The Linux Command Line, 2nd Edition: A Complete Introduction by William Shotts: This book delivers just what its title promises. After you absorb this, you'll not only know how to make your way around the Bash shell (the most popular Linux shell), but the fundamentals of how to use such powerful shell programs as sed, grep, and awk. There was a time when I made a living from having mastered that last trio.
Linux Command Line and Shell Scripting Bible 4th Edition by Richard Blum and Christine Bresnahan: Mastered everything in Shotts' book? You're ready to move on to this massive tome. This new edition, published in early 2021, walks you through the basics and works up to more advanced topics. It does this with easy-to-follow tutorials and examples.
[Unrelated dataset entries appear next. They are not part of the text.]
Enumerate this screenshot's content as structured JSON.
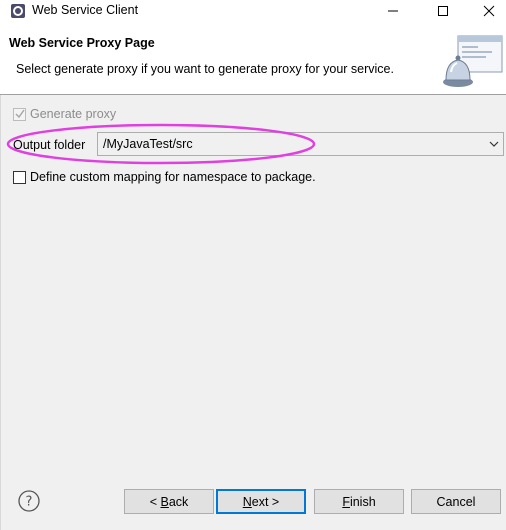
{
  "window": {
    "title": "Web Service Client"
  },
  "banner": {
    "title": "Web Service Proxy Page",
    "description": "Select generate proxy if you want to generate proxy for your service."
  },
  "form": {
    "generate_proxy": {
      "label": "Generate proxy",
      "checked": true,
      "enabled": false
    },
    "output_folder": {
      "label": "Output folder",
      "value": "/MyJavaTest/src"
    },
    "custom_mapping": {
      "label": "Define custom mapping for namespace to package.",
      "checked": false
    }
  },
  "buttons": {
    "back": {
      "prefix": "< ",
      "mnemonic": "B",
      "rest": "ack"
    },
    "next": {
      "mnemonic": "N",
      "rest": "ext >"
    },
    "finish": {
      "mnemonic": "F",
      "rest": "inish"
    },
    "cancel": "Cancel"
  },
  "icons": {
    "app": "eclipse-icon",
    "help": "help-icon",
    "banner": "web-service-bell-icon"
  },
  "colors": {
    "annotation": "#e040e0",
    "default_button_border": "#0078d7",
    "dialog_background": "#f0f0f0"
  }
}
Linux Cookbook: Essential Skills for Linux Users and System & Network Administrators 2nd Edition by Carla Schroder: Schroder knows her Linux, and this update to her earlier classic delivers the goods. Essentially its recipes are mini-how-tos for some of the most common situations Linux power users and system administrators face. I highly recommend this book.
UNIX and Linux System Administration Handbook 5th Edition : This one has been rewritten by a host of experts over the years and provides broad Linux administration coverage. My one caveat is that this most recent edition is from 2017, which means some of its specifics are a bit dated. Still, for general guidance, you still can't beat it.
4. Bookmark and follow the essential Linux websites
If you really want to know Linux, you want to read everything I've ever written -- well, maybe not. But there are sites you should bookmark if you're a Linux pro.
To really know what's going on with the Linux kernel, you must keep an eye on the Linux Kernel Mailing List (LKML). Note I don't say read it. I'm not sure anyone can actually read everything posted to the list; its message volume is insane. But, as you gain experience with it, you'll be able to separate the wheat from the chaff. For instance, it's a safe bet that anything Linus Torvalds posts is worth at least a glance.
I recommend getting a handle on the LKML by reading its FAQ. It will make understanding what's going on much easier.
If that's too much for you, you can subscribe to the LWN.net. There are many Linux news sites, but there's only one LWN. Run by Linux kernel maintainer Jon Corbet, LWN goes deep into the ins and outs of Linux kernel, open-source software, and coding. For example, I can tell you about the latest Fedora release; LWN cam tell you about the Fedora community debate over whether non-free Git forges should be used in developing the distribution.
If you just want to keep up on general Linux news, the aggregate site Linux Today does a great job of rounding up Linux news stories, features, and the latest tutorials. Here, I'll add, you'll also find links to many of my articles.
Do you want to know exactly how hardware works with Linux? Then Phoronix is for you. This site covers kernel news, but it's most well known for its detailed reporting and benchmarking on the latest Linux distros and hardware. If you want to know the current state of Linux support for Intel's Software Guard Extensions (SGX) or how Linux and Mesa Drivers compare on Intel Core i5 12600K/UHD Graphics 770 with each other in raw performance, this is the site for you.
Finally, for those of you who like to know about every Linux distribution, your site of choice should be DistroWatch. It tracks every -- and I mean every -- Linux distribution out there. By my count, there are about 600 distros today, and most of them are still being actively developed. This is the place to go to keep track of them all.
I have every hope that, by this time next year, you'll be well into your first Linux job. Good luck!